But there are other, more significant statistical indicators by which to measure the “success” of Plan Colombia. A record number of people were “disappeared” in 2002-2003 — 3,593 per year, as opposed to 3,413 between 1994-2001. The number of killings attributed to state security forces is up from 120 per year between 1998-2002 to 184 in 2003, while the percentage of paramilitary killings of civilians continues to hover around 70%, in spite of the “unilateral ceasefire” declared in December 2003 as part of the farcical “peace negotiations” between the AUC paramilitaries and the Uribe administration. The Human Rights Ombudsmen’s Office reports 342 violations of the ceasefire, resulting in some 1,900 murders. More than 4,800 civilians were arrested on charges of “rebellion” in 2003, though three fourths of them were subsequently released for lack of evidence. According UN studies, 2.5 million children work for a pittance in dangerous and difficult conditions, while every two days a Colombian dies of hunger. The percentage of people living in poverty — defined as an income of less than $3 per day — has risen to 64% overall, and 85% in the countryside.
The number of internally displaced people — a majority of them women and children, a disproportionate minority of them indigenous and Afro-Colombian — has increased from 2.5 million to 3.5 million since 2002. With the possible exception of occupied Iraq, Colombia remains the most dangerous country on earth for independent journalists, trade unionists, teachers, human rights activists, and amphibians, 208 species of which are currently in danger of extinction. A poll carried out by the National Department of Statistics (DANE), which led to the resignation of its director, César Caballero, demonstrated that less than 30% of residents in Bogotá and Cali feel secure. So much for the wonders of Uribe’s “democratic security” policies. For the first time since the mid-1980s, Cali has surpassed Medellín in its homicide levels. Cali is a hotbed of independent progressive politics, and homicides are up 60% throughout the department since 2003.** At the press conference in Cartagena, Bush declared that his was an administration that looked for results, and that Uribe’s was one that achieved them.

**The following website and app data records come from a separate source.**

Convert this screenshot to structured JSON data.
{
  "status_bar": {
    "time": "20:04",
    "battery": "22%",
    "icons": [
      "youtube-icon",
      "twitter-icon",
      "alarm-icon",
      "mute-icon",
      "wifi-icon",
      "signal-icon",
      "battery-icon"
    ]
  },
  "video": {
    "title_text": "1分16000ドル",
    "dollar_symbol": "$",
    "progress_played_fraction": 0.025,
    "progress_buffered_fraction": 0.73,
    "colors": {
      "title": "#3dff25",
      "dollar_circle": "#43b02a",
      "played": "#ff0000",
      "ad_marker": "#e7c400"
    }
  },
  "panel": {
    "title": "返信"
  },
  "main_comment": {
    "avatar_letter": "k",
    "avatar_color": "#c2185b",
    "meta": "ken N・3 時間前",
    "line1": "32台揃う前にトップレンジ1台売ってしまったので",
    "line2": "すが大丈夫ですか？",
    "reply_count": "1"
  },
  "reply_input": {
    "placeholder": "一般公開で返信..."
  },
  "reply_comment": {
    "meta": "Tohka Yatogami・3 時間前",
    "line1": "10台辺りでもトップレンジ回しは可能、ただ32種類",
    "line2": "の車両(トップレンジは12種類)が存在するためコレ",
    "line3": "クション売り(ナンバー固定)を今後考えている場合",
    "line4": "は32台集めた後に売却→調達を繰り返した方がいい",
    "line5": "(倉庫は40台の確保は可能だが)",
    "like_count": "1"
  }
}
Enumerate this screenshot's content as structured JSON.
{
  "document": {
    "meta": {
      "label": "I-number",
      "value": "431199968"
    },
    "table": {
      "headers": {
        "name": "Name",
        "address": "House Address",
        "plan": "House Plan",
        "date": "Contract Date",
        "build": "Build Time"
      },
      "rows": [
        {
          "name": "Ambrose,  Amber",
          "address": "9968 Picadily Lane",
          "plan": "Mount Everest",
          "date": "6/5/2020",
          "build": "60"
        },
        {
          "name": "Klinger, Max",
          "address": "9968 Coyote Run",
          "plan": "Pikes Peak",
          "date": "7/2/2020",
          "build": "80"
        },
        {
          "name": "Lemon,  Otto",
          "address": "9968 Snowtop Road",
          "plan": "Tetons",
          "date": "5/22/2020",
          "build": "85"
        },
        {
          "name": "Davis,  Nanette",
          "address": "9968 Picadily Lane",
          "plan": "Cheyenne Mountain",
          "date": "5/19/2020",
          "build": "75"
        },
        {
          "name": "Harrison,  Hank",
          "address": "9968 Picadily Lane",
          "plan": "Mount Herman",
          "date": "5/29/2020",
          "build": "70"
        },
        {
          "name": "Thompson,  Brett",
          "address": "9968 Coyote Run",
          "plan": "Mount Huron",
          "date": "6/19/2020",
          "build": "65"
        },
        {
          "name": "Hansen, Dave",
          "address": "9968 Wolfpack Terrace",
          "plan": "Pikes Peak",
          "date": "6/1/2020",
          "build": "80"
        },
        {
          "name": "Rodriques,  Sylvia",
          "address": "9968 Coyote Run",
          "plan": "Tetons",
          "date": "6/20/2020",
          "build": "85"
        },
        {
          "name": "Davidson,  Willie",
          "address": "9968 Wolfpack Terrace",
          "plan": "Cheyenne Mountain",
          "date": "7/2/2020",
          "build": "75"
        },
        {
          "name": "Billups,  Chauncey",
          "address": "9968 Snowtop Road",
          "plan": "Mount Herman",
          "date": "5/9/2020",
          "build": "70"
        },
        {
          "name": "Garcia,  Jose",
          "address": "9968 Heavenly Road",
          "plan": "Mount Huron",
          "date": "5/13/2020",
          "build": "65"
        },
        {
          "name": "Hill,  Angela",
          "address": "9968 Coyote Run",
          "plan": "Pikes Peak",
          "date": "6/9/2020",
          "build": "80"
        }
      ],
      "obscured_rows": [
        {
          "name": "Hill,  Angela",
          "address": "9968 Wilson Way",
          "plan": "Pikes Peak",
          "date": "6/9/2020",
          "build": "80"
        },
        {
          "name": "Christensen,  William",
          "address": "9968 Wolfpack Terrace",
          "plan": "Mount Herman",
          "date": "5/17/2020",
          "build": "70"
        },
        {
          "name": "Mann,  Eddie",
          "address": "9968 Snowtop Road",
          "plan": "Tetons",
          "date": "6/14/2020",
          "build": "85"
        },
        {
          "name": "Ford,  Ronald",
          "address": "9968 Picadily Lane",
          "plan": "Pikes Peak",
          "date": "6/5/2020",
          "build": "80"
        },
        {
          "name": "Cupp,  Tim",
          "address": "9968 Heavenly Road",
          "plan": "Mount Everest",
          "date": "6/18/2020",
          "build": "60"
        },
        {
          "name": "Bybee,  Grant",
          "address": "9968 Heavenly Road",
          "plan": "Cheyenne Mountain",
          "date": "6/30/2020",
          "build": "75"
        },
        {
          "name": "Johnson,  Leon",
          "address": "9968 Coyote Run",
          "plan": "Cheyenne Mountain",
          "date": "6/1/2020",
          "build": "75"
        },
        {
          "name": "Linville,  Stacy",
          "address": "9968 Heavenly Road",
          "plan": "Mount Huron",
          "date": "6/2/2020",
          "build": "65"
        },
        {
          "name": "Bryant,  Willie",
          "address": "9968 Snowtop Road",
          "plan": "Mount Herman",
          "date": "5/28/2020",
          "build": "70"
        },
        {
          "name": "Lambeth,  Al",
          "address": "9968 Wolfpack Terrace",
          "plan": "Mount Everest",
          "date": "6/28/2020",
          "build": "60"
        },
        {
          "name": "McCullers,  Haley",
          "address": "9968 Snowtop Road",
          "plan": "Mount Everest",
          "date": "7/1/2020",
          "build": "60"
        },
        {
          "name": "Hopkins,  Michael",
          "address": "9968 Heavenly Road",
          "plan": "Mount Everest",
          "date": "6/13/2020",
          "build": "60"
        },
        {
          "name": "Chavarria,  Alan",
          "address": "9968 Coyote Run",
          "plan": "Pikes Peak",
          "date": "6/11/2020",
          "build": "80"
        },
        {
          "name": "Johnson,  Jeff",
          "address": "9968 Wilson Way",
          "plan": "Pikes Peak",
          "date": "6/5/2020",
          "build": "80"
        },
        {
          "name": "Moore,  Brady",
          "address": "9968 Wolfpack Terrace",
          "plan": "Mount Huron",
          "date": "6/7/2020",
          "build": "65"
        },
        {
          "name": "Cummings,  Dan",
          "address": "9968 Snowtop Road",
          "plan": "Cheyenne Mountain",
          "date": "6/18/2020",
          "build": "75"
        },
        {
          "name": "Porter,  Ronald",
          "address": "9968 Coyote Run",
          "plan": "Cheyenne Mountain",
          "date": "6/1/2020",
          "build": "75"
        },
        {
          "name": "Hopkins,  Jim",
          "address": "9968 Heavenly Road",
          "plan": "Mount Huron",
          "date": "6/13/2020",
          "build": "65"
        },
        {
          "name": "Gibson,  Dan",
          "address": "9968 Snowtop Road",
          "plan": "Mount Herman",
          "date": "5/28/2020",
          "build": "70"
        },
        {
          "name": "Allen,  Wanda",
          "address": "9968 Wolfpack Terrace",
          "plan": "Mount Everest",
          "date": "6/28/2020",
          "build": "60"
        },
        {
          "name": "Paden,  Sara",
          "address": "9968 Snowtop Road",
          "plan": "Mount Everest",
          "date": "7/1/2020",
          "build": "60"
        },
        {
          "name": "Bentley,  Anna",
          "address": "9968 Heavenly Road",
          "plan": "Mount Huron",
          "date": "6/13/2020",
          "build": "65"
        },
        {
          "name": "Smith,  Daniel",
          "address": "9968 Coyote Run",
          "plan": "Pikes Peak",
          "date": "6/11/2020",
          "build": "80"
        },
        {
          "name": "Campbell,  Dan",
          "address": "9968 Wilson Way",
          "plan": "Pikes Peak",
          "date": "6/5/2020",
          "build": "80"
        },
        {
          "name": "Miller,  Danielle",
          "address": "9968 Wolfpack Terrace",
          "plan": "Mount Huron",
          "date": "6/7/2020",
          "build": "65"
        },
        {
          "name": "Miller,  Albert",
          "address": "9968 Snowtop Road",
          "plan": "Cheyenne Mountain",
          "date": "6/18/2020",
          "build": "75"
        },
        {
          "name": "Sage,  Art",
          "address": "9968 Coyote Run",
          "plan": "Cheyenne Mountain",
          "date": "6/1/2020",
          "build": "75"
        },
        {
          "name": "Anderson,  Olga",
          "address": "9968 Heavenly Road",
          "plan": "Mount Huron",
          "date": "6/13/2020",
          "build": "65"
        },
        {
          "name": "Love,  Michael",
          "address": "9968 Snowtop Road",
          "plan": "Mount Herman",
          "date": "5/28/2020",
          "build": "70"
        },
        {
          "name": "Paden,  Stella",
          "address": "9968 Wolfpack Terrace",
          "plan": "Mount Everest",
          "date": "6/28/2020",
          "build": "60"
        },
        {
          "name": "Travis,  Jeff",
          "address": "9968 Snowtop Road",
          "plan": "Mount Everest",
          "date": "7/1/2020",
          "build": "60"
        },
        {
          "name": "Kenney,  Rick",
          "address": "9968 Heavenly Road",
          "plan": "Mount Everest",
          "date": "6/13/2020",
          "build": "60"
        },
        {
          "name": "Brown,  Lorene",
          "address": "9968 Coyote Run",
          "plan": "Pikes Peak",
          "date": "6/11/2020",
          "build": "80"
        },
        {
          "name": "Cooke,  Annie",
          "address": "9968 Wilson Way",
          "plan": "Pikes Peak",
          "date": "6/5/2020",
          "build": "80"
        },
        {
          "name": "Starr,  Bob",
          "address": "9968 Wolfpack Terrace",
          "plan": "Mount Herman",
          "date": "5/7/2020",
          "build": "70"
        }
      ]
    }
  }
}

The results listed above offer little cause for celebration. Yet rays of light are breaking through the storm clouds of war, as protests, in the form of mass mobilizations and student strikes, have increased in October and November. In spite of the uniform support including that of the EU — for a military solution to a socio-political conflict, Uribe, like his counterparts in the region, must confront that most terrifying of things for rulers everywhere: an organized movement from below demanding radical social change.
The Anti-Re-Election Front has decided to run a candidate against Uribe in 2006. If it channels regional oppositional tides into a coherent national force, Colombia might find itself swimming with the continental current in spite of the fact that it receives half of all US “aid” to the region. Rather than a success story, with time Colombia might prove to be yet another example of the limits of imperial power.
FORREST HYLTON is conducting doctoral research in history in Bolivia. He can be reached at email@example.com.
* Both phrases are borrowed from Alfredo Molano’s columns in El Espectador.
** Not all of the rise in homicides can be blamed on counterinsurgent politics, insofar as fierce wars for territory have broken out among traffickers for control of the northern part of the department.
Sources: AP, El Colombiano, El Espectador, El Tiempo, CNN en Español, Latinamerica Press, Colombia Week, Financial Times, Center for Internacional Policy-Colombia Project